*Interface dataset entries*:

◇ ◇ ◇ ◇ ◇ ◇ ◇

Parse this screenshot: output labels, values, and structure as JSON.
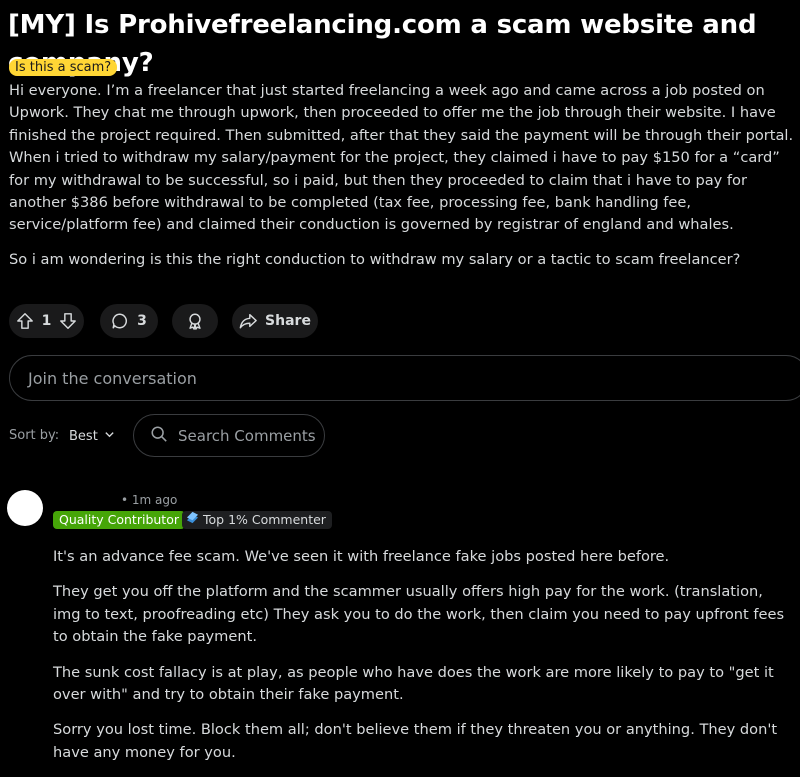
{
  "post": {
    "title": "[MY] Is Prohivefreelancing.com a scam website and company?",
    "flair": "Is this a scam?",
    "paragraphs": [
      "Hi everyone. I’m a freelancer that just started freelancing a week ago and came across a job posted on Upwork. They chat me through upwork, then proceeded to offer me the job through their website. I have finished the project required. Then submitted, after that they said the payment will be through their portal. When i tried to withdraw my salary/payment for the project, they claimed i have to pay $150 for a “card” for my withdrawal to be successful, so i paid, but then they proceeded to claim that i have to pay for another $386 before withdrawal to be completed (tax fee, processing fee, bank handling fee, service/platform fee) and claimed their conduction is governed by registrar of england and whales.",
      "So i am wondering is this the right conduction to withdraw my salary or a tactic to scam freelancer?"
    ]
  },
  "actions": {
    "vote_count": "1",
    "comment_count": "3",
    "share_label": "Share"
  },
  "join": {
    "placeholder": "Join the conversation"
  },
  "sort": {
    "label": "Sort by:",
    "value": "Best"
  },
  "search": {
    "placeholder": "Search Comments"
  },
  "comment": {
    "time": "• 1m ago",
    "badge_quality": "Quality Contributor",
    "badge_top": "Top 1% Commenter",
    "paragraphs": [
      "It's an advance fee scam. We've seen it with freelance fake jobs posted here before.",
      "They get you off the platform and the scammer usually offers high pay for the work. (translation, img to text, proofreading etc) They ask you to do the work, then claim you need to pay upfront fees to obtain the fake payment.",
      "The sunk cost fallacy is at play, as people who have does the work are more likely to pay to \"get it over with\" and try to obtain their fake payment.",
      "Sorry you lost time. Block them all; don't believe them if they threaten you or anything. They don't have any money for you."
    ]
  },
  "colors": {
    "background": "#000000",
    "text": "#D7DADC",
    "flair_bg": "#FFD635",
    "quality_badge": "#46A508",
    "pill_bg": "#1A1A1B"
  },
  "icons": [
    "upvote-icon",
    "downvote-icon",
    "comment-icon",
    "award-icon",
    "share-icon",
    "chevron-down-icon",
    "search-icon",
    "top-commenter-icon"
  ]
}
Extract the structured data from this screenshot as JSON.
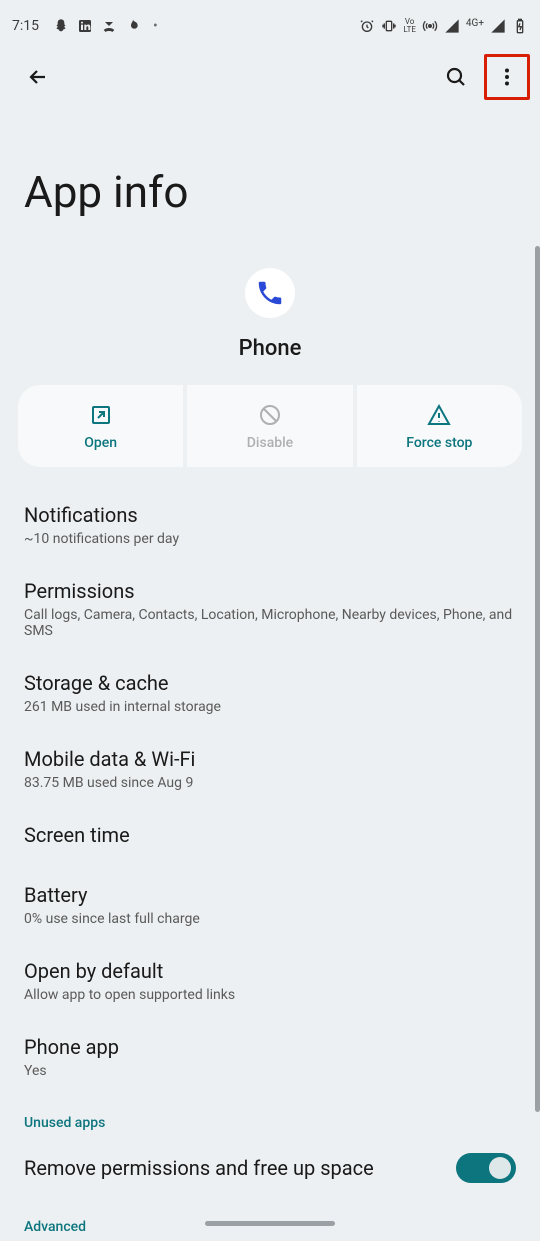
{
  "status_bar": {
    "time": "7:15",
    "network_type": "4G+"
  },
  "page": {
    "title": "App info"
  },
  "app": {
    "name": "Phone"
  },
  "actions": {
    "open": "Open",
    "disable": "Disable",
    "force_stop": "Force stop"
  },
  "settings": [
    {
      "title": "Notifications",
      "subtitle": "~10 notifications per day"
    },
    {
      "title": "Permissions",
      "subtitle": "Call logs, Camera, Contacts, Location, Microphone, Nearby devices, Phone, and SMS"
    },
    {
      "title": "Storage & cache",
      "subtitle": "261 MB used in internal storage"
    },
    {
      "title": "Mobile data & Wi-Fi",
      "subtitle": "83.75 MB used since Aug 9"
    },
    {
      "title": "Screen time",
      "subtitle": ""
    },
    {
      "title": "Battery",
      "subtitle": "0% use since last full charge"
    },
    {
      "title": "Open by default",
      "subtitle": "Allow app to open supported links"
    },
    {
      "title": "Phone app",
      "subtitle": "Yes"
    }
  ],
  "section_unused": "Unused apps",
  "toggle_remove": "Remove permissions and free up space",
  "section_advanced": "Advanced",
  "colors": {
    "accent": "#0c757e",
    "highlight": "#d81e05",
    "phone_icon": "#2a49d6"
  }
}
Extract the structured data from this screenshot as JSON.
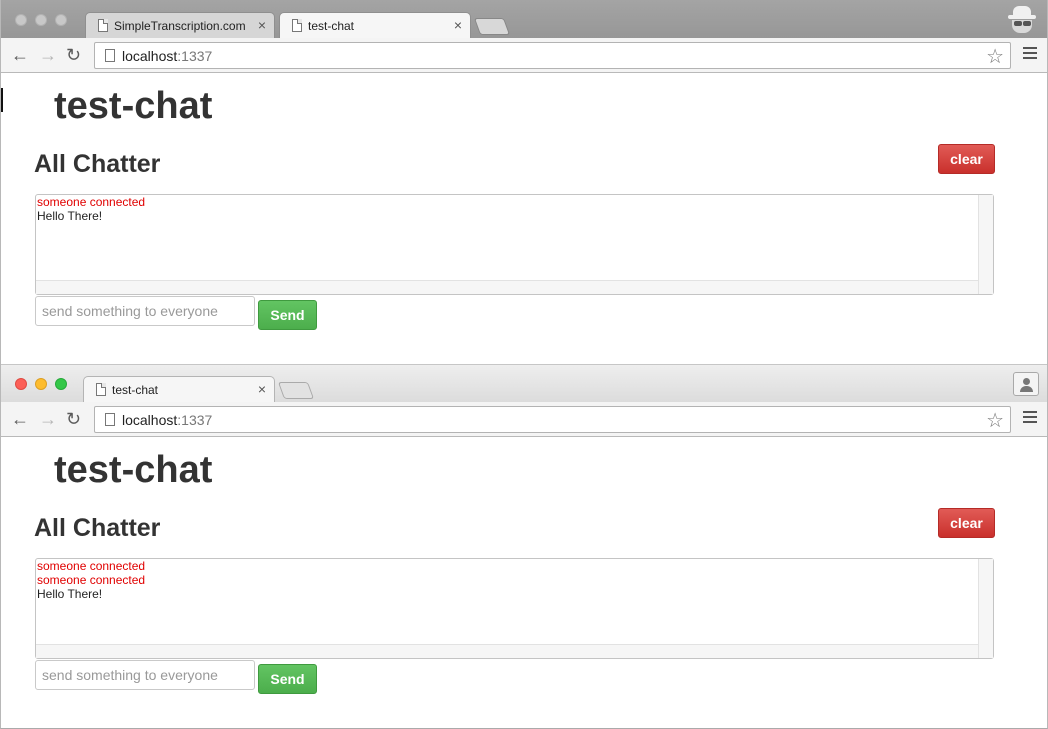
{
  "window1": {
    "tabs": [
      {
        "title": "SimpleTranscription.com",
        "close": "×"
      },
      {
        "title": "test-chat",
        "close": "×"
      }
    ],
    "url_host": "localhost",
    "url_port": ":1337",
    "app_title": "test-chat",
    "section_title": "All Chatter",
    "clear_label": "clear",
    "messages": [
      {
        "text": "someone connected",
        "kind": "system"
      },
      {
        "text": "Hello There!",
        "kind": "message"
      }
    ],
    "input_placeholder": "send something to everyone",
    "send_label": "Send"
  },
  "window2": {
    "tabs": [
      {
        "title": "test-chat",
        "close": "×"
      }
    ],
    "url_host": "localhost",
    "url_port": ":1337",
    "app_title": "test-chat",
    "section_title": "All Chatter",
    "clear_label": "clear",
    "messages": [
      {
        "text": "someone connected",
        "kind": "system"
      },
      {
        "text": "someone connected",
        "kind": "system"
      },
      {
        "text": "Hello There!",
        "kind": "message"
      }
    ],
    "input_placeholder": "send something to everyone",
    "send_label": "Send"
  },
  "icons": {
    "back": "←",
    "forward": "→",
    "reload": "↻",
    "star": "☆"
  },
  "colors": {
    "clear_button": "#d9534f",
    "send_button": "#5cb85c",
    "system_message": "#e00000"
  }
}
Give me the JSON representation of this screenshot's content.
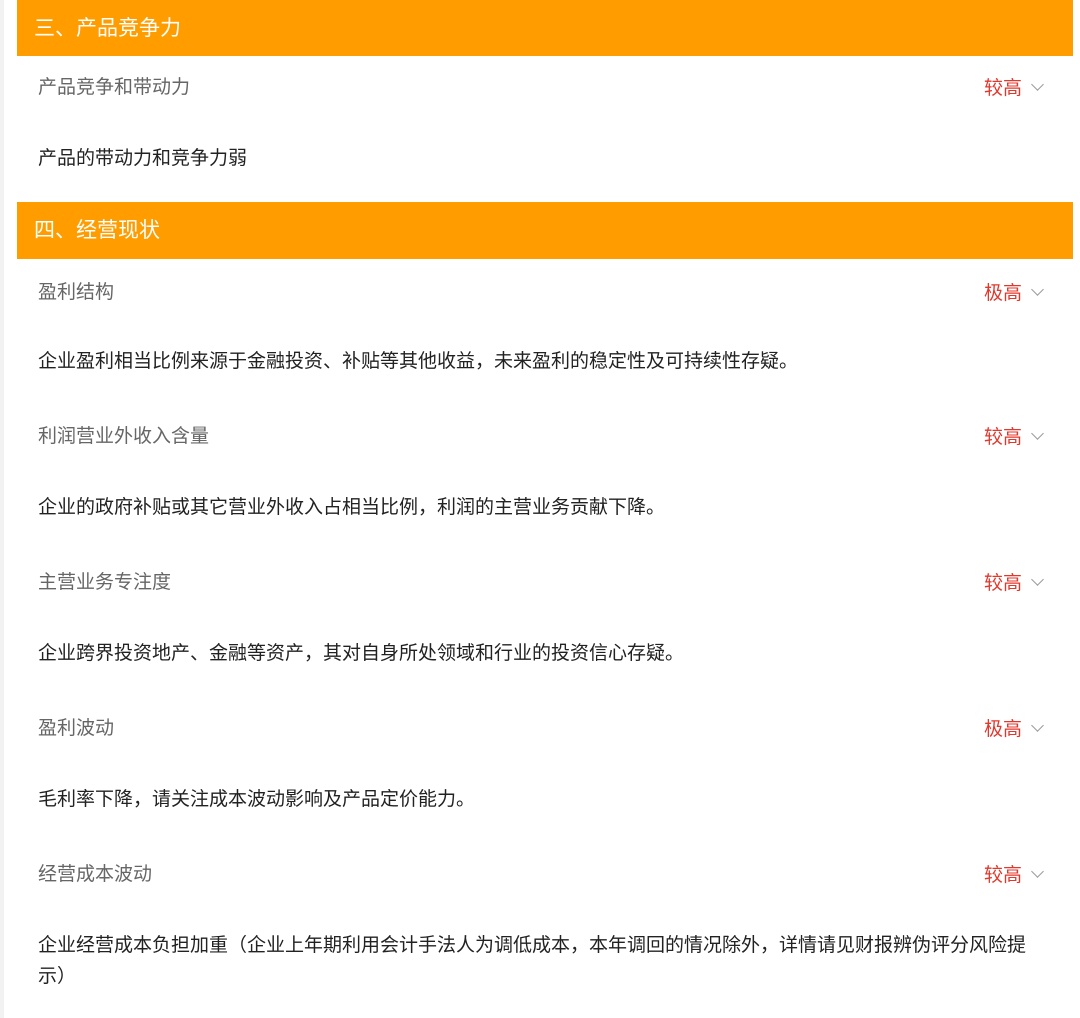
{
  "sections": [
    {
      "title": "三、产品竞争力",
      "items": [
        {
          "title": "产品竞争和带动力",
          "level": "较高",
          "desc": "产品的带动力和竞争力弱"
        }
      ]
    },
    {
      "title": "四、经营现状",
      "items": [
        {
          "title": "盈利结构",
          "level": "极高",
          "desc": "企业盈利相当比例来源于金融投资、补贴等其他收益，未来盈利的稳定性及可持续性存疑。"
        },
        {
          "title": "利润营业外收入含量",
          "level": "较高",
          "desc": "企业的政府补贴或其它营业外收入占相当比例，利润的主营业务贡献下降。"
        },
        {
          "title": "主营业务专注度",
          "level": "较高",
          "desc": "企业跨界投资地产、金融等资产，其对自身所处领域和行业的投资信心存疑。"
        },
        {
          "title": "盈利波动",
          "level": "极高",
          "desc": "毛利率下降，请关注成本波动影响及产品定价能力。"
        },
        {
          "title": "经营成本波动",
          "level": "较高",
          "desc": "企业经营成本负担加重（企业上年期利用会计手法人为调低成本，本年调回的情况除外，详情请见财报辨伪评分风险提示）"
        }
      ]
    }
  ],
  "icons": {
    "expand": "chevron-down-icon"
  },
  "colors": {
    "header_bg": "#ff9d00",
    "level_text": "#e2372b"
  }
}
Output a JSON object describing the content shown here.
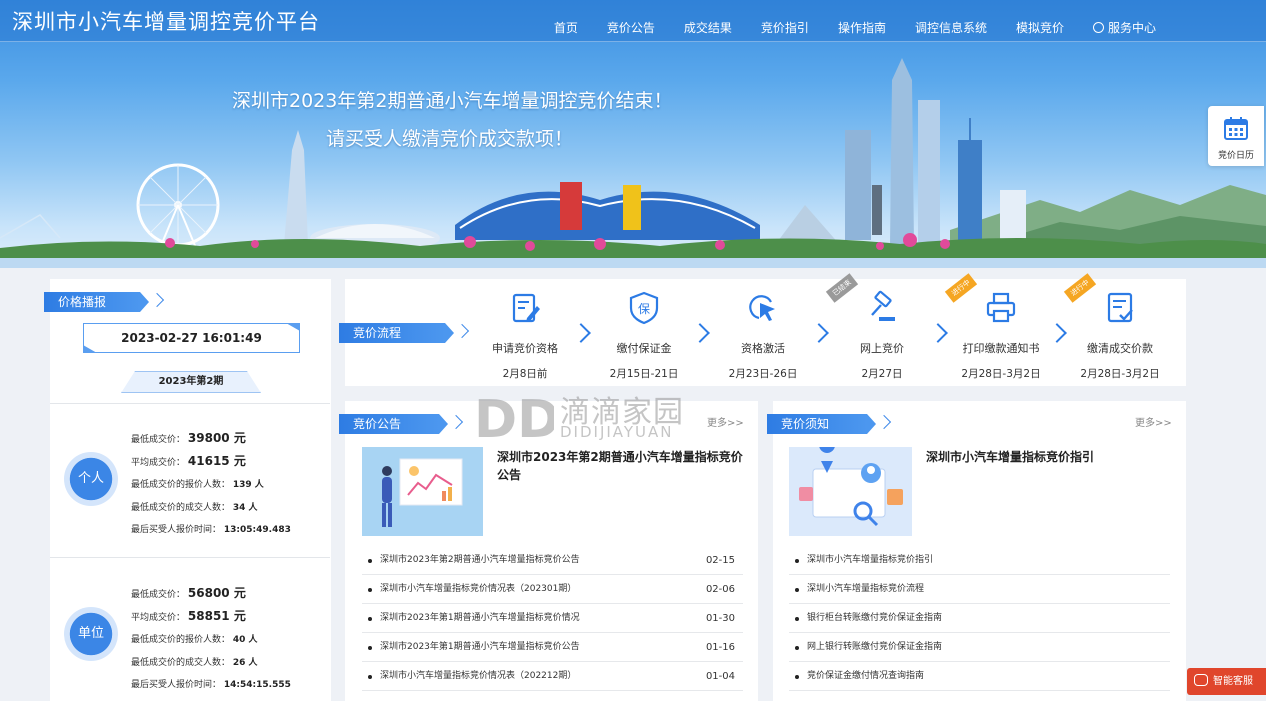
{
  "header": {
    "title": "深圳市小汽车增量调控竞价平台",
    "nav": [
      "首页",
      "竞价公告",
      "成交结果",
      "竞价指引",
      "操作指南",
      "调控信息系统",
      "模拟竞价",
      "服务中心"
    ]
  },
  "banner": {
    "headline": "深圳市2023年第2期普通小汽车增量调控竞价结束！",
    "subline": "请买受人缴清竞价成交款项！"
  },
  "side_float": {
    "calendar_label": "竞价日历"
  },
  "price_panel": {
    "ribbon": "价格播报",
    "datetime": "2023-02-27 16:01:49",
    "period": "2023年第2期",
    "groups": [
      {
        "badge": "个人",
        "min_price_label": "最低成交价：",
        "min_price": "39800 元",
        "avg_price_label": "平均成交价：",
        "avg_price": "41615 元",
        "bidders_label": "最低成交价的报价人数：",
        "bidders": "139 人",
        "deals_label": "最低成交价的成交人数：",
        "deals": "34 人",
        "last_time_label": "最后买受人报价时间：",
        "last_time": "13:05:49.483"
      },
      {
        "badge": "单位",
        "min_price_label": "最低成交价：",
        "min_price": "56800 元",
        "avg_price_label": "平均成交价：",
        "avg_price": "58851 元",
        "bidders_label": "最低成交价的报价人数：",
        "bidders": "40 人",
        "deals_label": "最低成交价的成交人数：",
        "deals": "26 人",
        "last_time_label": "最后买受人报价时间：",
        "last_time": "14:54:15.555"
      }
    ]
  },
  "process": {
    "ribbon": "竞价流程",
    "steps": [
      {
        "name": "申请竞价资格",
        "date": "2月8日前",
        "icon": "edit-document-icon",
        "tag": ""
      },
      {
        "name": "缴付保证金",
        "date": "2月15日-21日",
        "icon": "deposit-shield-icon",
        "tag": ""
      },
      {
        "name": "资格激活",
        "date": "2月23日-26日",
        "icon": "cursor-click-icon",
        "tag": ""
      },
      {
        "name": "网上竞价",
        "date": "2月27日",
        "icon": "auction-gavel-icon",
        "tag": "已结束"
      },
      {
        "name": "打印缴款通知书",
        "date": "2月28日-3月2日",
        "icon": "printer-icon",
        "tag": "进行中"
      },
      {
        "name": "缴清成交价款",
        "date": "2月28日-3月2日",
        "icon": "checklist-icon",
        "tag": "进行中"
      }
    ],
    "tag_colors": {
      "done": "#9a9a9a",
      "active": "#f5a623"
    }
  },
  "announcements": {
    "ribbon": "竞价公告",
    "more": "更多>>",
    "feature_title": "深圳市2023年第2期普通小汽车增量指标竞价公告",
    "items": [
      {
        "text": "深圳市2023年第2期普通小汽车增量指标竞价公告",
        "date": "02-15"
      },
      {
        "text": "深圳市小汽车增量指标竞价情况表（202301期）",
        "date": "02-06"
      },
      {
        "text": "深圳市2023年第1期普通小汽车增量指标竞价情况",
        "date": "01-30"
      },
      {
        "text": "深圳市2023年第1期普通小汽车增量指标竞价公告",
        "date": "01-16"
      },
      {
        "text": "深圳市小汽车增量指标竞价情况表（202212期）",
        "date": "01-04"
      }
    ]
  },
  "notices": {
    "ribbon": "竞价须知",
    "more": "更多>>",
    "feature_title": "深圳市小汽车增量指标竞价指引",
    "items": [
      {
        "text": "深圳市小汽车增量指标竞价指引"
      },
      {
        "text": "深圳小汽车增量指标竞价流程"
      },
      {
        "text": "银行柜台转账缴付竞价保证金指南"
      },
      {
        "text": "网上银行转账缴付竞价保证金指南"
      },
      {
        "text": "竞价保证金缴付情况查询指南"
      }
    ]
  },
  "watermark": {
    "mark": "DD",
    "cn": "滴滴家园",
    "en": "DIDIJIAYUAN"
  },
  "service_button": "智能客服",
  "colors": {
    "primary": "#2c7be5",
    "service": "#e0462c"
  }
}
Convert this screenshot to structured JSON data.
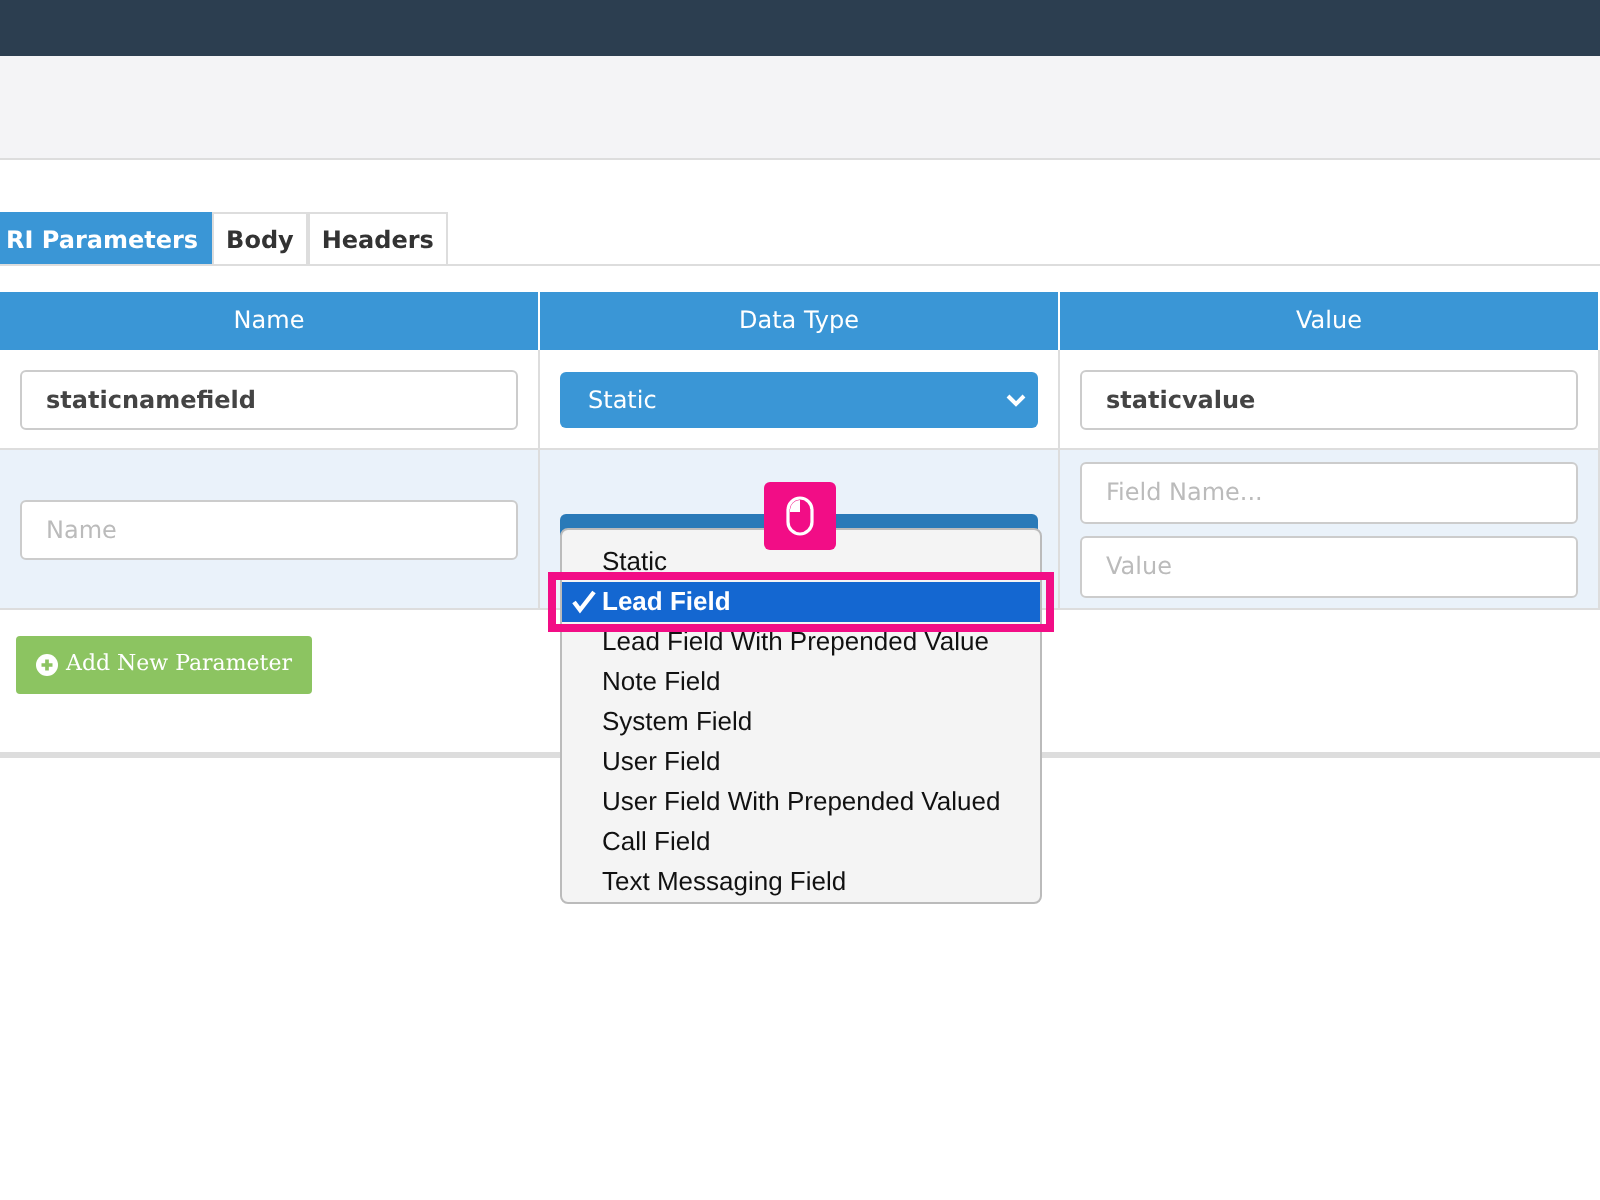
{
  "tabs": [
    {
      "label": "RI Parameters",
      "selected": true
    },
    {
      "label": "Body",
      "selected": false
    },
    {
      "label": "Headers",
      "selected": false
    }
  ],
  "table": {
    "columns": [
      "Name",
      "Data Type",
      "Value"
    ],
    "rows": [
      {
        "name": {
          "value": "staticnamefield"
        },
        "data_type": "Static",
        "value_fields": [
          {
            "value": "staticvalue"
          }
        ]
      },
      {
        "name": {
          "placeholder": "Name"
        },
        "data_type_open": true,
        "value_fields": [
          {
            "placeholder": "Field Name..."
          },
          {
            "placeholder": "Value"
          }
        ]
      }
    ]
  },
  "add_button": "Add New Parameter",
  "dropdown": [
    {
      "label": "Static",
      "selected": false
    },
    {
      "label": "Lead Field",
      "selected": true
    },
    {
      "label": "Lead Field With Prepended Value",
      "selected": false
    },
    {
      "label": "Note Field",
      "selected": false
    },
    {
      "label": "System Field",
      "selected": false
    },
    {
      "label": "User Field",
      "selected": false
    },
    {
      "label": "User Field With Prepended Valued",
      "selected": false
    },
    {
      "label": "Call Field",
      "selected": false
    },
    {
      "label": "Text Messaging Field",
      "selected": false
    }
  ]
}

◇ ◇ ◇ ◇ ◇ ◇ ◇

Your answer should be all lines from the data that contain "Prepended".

*Response to this task*:
      "label": "Lead Field With Prepended Value",
      "label": "User Field With Prepended Valued",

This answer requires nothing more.